Entrepreneurship as experienced by the entrepreneur
Much has been written on the personal traits and characteristics of the entrepreneur, and more recently, the skills and capabilities associated with entrepreneurial success. While controversial, such work helps us to better understand entrepreneurial motives and behaviors. For instance, one of the more consistently emphasized entrepreneurial traits is achievement motivation. Many observers have suggested that entrepreneurs not only have a high need for achievement, but that the drive to achieve explains their motives and behaviors more than do other intrinsic and extrinsic factors (e.g., power, money, position, freedom). At the same time, researchers have devoted very little attention to the entrepreneurial experience itself. How is a venture actually experienced by the entrepreneur? In what ways is the entrepreneur affected by the day-to-day ebb and flow of running a business?

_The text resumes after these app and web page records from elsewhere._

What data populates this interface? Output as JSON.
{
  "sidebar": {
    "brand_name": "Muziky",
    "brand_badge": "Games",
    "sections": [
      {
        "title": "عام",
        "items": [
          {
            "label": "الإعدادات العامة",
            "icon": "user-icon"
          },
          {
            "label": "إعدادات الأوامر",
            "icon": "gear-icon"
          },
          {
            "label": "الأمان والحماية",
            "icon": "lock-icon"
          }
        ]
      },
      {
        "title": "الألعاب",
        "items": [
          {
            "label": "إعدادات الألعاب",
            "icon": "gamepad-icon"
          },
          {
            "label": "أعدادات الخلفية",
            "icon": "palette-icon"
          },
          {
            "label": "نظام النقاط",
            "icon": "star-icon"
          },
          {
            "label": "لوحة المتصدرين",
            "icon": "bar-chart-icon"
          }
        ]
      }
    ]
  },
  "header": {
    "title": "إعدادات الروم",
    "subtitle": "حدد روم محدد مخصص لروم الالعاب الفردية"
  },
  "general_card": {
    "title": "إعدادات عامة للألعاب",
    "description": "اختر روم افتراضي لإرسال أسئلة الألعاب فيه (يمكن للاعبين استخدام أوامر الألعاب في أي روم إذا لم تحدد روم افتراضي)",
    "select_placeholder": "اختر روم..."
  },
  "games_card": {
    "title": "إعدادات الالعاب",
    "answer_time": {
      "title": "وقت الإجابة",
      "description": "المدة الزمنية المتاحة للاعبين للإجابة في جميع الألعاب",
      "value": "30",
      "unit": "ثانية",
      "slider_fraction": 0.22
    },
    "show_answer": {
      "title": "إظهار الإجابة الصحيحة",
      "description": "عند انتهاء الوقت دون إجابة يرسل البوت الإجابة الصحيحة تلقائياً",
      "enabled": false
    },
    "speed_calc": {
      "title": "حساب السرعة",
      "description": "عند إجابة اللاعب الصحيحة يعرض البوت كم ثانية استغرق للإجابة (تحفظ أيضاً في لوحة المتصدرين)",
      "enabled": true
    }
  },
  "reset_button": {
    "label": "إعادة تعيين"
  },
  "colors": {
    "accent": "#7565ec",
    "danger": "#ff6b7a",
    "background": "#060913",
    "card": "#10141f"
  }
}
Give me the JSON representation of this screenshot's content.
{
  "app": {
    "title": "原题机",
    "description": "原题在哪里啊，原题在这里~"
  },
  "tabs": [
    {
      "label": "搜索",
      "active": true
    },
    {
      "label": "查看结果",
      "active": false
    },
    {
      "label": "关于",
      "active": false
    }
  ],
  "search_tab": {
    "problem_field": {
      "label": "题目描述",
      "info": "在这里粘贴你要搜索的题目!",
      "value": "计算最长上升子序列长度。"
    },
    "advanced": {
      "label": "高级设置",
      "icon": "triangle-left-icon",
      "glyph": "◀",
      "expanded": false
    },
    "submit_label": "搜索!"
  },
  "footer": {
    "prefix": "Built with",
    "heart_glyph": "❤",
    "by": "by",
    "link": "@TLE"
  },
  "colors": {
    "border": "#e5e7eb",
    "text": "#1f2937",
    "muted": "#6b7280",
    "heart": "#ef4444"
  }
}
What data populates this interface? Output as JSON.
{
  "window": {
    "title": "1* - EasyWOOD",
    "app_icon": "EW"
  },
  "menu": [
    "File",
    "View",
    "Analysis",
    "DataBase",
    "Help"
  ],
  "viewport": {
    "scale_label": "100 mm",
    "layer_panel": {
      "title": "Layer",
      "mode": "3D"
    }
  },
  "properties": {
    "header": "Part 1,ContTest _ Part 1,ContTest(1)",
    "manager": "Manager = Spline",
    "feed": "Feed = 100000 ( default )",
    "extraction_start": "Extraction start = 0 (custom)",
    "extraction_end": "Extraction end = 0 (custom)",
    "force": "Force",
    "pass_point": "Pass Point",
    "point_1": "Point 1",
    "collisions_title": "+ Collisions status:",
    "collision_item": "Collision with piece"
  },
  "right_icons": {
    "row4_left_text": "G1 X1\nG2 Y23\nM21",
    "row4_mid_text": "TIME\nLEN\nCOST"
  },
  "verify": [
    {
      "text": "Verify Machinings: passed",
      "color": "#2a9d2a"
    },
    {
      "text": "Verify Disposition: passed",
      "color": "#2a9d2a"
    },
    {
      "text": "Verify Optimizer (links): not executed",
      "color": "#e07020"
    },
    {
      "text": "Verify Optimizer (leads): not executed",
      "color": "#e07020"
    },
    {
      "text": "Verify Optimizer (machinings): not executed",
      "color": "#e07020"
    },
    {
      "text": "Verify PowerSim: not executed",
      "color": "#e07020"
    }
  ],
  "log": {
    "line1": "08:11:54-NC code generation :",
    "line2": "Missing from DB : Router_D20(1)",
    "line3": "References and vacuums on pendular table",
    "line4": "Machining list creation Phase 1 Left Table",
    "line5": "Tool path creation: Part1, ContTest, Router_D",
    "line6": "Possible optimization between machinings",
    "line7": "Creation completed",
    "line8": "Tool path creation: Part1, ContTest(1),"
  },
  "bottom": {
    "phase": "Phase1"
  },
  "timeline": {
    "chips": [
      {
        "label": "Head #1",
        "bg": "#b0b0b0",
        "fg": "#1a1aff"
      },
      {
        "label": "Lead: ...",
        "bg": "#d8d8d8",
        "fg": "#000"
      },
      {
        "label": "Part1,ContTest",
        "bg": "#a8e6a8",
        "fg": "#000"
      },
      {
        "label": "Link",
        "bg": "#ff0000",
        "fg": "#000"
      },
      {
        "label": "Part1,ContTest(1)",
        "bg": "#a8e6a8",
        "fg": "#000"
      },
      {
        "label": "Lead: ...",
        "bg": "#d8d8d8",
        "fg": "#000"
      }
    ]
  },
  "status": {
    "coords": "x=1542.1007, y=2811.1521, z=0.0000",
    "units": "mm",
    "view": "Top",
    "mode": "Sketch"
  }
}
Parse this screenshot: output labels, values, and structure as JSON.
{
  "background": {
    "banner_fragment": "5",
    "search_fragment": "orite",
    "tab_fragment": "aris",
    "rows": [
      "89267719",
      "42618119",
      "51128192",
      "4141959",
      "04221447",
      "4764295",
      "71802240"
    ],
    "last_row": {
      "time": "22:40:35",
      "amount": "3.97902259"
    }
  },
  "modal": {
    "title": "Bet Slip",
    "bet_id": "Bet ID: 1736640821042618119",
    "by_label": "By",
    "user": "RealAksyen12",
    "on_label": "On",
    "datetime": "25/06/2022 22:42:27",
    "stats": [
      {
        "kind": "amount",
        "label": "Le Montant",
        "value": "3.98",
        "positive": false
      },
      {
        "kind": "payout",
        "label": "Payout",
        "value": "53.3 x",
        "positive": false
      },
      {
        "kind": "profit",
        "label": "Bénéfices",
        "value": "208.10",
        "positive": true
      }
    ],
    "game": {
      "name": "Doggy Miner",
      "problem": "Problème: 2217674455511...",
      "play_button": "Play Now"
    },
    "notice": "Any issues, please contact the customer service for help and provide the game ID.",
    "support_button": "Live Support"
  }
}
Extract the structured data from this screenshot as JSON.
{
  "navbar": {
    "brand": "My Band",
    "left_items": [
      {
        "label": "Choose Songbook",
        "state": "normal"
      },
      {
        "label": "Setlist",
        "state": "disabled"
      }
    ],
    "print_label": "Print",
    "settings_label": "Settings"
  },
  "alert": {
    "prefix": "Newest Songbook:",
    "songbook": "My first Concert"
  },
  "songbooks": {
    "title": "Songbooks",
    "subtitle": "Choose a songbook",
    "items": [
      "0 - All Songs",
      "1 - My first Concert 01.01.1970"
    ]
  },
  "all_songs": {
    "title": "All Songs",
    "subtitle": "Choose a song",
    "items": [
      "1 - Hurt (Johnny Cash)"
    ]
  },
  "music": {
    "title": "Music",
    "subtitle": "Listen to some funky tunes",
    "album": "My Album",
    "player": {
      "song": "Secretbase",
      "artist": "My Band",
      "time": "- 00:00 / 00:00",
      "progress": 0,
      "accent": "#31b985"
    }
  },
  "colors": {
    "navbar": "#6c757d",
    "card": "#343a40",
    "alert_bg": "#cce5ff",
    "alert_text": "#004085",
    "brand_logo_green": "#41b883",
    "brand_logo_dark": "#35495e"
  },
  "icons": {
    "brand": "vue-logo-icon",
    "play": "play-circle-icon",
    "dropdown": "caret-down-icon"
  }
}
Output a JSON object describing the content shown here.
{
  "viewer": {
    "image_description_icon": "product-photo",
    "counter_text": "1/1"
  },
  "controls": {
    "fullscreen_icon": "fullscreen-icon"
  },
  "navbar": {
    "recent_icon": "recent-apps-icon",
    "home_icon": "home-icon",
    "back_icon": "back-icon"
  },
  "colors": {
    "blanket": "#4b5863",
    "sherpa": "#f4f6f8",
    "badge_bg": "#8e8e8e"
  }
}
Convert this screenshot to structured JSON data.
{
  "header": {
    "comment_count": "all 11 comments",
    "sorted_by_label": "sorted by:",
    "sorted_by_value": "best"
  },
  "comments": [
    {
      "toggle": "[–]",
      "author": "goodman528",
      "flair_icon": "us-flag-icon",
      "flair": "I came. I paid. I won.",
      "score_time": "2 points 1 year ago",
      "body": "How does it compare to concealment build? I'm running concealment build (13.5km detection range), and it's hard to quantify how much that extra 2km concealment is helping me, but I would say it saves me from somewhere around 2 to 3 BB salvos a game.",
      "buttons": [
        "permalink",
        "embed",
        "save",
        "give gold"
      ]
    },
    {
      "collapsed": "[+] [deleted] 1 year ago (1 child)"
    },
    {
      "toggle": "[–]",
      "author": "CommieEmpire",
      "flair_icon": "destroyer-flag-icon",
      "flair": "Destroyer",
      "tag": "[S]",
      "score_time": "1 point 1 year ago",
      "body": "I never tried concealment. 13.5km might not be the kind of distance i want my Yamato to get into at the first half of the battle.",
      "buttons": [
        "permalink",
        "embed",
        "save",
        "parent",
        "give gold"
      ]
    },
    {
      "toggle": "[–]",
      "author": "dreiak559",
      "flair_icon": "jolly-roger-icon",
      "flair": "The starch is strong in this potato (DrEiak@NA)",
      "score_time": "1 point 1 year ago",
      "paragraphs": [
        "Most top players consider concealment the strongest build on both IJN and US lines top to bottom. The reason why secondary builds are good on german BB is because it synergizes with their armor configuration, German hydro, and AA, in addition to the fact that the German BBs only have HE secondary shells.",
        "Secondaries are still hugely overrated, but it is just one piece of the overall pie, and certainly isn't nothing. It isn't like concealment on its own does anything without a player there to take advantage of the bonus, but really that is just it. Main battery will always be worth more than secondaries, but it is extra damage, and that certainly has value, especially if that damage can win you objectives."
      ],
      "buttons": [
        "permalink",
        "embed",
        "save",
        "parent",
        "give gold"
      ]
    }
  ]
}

If achievement matters, what is it like when one is in the midst of "achieving"? If entrepreneurs are tolerant of ambiguity (another personality characteristic), how are they specifically affected by highly ambiguous circumstances? Greater insights into these questions might significantly advance our understanding of a host of issues. As examples, the nature of the entrepreneurial experience might be expected to influence the entrepreneur's motives, goals, resource strategies, adaptability, ethical standards, growth propensity, exit strategies, and a variety of other variables. The first challenge is to identify relevant dimensions of the entrepreneurial experience. Many possibilities exist. Some fairly straightforward characteristics of the experience might include workload, stress levels, and task diversity. At a deeper level, the entrepreneurial experience might be characterized in terms of role conflict, role complexity and role ambiguity. Similarly, researchers might discover some surprising insights if they explored a variable such as Organizational impact', as any number of factors might affect the entrepreneur's sense of impact on his/her own firm. The tendency to self-identify with the work and/or the enterprise, or to experience a degree of alienation could be other relevant aspects of the experience. Further, mental processes involved with entrepreneurial work have received scant attention. Three inter-related constructs from psychology would also seem to hold promise for enhancing our understanding of the entrepreneurial experience: peak performance, peak experience, and flow. Peak performance is an episode of superior functioning, or superior use of human potential. Peak performance may affect and be affected by peak experience, defined as an intense and highly valued moment or period. Such experiences are self-validating or self-justifying, and can result in creativity and spontaneous innovation. Flow refers to a psychological state where nothing extraneous is allowed to interfere, and the person often senses a loss of time and space and self, boundless energy, and a perception of mastery and control. The person finds purpose and intrinsic reward in the activity itself, especially when the challenge matches the individual's skill. These constructs have historically been applied in extreme physical contexts, such as mountain biking. However, Csikszentmihalyi (1991) has applied the concept of "flow" to the work environment. He provides various examples of people in very ordinary work contexts, such as a welder in a South Chicago assembly plant, who transform a mindless, routine job into a complex flowproducing activity. Entrepreneurship would seem an especially rich area within which to examine these constructs. Might the process of achieving high rates of growth in an environment characterized by stress, a multiplicity of obstacles and demands, and uncertainty regarding outcomes, represent a type of peak performance? Might the entrepreneur find such performance to be rewarding or self-actualizing, resulting in a peak experience? Does the entrepreneur experience a state of flow as he/she applies personal skills and effort to the myriad demands of the venture? To use terminology popular in sports, does the entrepreneur periodically find himself or herself "in the zone"? Entrepreneurship is work. It is a job. Yet, for many who pursue this path, or consider pursing this path, it is much more. While entrepreneurship may well be a source of job creation, innovation, wealth generation, and economic development, might there be a more fundamental or intimate outcome of entrepreneurial activity? Does is represent a vehicle for optimal human experiencing? It is time that researchers probed deeper into this experience.